“The sea grass and mangroves provide excellent hiding and living places for marine life,” Finkel told the kids on the cruise.

Zachary Gorlach, second from left, Mike Komara, Jessica Gorlac and Joseph Yanta enjoy Captiva Cruises’ new Science at Sea adventure with Captain Brian and environmental educator Richard Finkel. The group cruised through the waters of Pine Island Sound as temporary marine biologists to discover what lies beneath it.

He also told the four kids – Zachary Gorlach, 9, Jessica Gorlach, 5, Joseph Yanta, 6 and Mike Komara, 11 – about the importance of the food chain and marine habitat.

The Science at Sea is the newest addition to Captiva Cruises’ Summer of Family Fun, which also includes the Shoreline Discovery cruise, where you will explore a secluded beach; beach and shelling excursions to Cayo Costa State Park; lunch on Cabbage Key and Useppa Island; dolphin wildlife and adventure; and the night sky astronomy cruise.

Kids can take part in Captiva Cruises’ Junior Naturalist program, where upon completion of two of the designated junior naturalist programs (a $5 off coupon will be given for kids for a second junior naturalist cruise) kids receive a Captiva Cruises’ junior naturalist certificate.

Additional information and reservations for any of the Captiva Cruises’ tours and programs can be obtained by calling 472-5300.

Nine-year-old Zachary Gorlach helps pull up the trawling net during the Science at Sea adventure. Zachary and three other kids learned about the importance of marine life and its habitat from environmental educator Richard Finkel.

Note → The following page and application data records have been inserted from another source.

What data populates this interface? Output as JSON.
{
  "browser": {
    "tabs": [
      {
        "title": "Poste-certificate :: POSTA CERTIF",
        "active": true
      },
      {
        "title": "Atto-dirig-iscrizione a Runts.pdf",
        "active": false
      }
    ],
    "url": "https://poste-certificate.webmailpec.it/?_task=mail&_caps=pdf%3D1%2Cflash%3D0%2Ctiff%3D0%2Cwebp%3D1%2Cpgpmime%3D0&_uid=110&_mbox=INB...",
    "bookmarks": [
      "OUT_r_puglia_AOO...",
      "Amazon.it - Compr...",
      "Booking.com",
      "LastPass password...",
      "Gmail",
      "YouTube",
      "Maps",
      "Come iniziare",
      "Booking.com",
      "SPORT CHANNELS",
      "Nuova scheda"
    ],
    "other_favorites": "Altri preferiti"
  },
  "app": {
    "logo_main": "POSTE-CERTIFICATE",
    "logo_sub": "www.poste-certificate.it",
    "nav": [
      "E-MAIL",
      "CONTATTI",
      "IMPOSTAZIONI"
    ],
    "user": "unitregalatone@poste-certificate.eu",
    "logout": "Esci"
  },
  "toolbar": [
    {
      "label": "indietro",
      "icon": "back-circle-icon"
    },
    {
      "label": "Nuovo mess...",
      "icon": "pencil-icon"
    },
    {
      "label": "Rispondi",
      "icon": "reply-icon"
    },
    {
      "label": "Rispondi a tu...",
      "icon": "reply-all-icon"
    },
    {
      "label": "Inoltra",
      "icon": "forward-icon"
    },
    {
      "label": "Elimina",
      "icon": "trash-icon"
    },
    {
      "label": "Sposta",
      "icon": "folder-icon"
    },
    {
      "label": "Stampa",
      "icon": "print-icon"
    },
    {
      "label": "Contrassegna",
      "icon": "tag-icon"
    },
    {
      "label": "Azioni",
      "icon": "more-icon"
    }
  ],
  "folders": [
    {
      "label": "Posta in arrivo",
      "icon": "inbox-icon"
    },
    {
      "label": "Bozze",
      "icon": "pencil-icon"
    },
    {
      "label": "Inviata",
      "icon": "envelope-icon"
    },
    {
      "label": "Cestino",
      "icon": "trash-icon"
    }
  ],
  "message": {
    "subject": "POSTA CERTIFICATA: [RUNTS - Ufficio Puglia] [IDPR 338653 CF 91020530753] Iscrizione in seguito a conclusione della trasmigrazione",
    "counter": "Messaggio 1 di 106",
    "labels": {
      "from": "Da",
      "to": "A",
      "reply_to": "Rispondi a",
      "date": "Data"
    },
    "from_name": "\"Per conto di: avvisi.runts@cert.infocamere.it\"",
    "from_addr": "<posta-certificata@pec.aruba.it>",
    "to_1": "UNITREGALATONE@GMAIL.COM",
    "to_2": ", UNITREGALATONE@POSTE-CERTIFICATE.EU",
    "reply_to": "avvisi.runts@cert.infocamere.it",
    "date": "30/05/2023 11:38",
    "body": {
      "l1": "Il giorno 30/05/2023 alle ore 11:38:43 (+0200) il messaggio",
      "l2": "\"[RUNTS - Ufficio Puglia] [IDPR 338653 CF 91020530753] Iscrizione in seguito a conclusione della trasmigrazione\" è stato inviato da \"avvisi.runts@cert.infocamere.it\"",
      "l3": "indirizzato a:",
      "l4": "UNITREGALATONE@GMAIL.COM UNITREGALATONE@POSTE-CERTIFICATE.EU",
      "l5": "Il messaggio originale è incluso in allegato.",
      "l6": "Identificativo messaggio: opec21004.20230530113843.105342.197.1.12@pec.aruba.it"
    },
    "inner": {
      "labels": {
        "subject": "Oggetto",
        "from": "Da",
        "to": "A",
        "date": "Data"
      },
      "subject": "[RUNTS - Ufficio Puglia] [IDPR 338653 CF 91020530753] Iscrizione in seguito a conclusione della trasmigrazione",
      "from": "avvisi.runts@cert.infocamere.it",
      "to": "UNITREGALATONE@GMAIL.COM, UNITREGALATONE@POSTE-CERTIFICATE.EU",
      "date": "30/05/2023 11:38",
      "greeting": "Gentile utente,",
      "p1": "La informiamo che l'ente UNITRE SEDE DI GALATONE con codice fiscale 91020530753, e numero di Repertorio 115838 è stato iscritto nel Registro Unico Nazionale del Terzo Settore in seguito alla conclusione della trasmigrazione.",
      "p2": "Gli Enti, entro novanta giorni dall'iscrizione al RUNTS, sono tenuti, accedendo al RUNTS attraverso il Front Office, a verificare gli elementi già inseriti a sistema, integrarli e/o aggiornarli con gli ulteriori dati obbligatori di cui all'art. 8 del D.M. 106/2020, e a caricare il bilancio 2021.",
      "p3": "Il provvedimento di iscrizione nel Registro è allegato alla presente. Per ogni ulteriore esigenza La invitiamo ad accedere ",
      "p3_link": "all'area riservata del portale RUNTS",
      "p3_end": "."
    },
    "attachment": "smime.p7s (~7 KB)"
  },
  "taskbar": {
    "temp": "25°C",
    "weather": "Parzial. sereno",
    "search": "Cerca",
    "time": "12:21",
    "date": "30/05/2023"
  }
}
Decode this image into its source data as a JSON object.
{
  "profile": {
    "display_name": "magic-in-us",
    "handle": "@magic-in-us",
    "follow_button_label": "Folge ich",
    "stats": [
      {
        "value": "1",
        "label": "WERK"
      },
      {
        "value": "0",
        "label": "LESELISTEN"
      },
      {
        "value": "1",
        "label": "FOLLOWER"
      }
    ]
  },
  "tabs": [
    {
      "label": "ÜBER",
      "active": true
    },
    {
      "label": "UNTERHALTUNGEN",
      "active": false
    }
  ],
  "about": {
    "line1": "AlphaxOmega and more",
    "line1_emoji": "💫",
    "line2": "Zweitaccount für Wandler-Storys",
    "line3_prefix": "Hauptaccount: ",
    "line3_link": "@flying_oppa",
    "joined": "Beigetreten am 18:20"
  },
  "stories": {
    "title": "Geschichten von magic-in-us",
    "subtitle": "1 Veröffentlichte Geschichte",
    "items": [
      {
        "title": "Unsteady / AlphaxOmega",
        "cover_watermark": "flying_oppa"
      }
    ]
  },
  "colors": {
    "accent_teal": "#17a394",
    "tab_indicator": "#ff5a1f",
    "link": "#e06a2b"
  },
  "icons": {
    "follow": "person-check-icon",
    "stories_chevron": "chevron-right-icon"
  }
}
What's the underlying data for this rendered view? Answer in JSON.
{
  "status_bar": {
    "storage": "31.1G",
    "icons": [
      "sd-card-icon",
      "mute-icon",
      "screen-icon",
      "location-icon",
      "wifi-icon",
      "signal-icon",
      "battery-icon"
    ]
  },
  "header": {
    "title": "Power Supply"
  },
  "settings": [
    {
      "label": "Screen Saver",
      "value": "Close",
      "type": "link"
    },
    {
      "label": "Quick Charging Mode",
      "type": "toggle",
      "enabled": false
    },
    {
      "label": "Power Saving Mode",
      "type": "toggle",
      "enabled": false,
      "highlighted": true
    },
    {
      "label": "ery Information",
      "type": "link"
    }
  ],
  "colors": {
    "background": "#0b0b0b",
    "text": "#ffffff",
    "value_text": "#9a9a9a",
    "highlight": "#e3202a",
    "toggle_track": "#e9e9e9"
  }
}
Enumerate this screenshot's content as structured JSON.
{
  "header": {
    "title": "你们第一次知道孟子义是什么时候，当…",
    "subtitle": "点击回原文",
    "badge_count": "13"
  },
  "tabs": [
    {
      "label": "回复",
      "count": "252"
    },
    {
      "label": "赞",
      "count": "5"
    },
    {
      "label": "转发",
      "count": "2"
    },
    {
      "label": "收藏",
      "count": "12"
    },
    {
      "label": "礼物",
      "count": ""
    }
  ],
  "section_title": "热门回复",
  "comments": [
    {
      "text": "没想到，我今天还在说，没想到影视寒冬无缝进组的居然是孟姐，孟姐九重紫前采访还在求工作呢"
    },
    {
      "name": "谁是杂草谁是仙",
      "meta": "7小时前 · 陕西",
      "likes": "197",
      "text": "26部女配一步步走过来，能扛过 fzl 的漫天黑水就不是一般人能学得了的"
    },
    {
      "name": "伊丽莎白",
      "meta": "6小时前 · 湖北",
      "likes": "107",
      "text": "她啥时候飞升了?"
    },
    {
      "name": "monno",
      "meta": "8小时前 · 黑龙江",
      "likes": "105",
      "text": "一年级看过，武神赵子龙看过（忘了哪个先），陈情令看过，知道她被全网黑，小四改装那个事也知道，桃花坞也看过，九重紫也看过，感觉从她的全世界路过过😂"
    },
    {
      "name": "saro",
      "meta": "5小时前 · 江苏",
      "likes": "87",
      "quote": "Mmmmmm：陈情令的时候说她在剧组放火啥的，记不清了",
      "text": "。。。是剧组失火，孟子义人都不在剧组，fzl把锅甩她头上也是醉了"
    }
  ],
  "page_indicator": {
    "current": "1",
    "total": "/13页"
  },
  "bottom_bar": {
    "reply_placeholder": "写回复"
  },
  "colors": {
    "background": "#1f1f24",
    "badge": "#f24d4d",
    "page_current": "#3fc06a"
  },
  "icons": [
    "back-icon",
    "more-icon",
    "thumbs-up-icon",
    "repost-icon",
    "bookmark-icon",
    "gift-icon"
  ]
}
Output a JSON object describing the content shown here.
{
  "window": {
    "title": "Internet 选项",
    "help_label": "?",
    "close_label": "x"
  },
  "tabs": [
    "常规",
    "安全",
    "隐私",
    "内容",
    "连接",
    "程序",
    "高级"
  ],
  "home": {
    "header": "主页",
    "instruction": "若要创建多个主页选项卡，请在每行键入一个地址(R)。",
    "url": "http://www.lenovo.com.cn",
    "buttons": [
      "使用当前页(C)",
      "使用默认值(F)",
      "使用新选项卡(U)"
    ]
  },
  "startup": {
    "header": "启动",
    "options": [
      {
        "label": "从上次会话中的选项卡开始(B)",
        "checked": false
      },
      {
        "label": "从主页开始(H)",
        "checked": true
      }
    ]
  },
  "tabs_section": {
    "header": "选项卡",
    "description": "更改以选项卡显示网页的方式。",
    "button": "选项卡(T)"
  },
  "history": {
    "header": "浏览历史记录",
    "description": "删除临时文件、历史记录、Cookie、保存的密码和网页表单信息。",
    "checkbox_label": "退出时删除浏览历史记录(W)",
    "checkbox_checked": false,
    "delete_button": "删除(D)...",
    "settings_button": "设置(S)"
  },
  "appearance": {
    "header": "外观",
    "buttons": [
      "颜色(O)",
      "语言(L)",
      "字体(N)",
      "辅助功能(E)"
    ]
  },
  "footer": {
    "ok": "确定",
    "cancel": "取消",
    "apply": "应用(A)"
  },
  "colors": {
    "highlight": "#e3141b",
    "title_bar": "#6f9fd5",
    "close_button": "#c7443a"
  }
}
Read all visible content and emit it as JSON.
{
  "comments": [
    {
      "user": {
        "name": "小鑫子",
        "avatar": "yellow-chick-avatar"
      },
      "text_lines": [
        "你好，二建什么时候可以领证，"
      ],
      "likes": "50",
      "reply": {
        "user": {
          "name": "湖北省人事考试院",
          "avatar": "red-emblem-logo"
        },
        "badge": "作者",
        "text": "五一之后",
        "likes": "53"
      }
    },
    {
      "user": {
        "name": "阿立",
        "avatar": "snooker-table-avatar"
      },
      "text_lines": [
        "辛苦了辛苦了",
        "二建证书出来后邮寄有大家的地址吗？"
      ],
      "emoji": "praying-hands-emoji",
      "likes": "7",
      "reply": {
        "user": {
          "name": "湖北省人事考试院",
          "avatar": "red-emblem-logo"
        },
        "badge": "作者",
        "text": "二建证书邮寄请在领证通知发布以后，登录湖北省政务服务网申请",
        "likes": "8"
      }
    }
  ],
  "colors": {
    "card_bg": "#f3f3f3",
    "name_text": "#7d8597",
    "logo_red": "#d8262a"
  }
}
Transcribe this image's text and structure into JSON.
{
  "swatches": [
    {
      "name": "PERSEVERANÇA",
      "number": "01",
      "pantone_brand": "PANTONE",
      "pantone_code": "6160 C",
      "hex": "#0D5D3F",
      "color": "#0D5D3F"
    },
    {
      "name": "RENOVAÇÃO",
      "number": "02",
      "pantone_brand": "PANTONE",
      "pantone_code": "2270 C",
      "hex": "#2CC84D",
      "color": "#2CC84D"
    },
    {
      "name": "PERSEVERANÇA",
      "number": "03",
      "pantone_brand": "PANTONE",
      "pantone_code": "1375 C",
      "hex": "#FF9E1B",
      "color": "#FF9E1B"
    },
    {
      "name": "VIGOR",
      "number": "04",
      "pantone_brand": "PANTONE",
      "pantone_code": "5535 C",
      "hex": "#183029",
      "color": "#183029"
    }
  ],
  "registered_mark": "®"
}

Five-year-old Jessica Gorlach holds sea grass while environmental educator Richard Finkel discusses its importance to marine life. Jessica took part in Captiva Cruises’ new Science at Sea excursion. The information collected during the one-and-a-half hour cruise is provided to Sanibel-Captiva Conservation Foundation for its ongoing water quality research.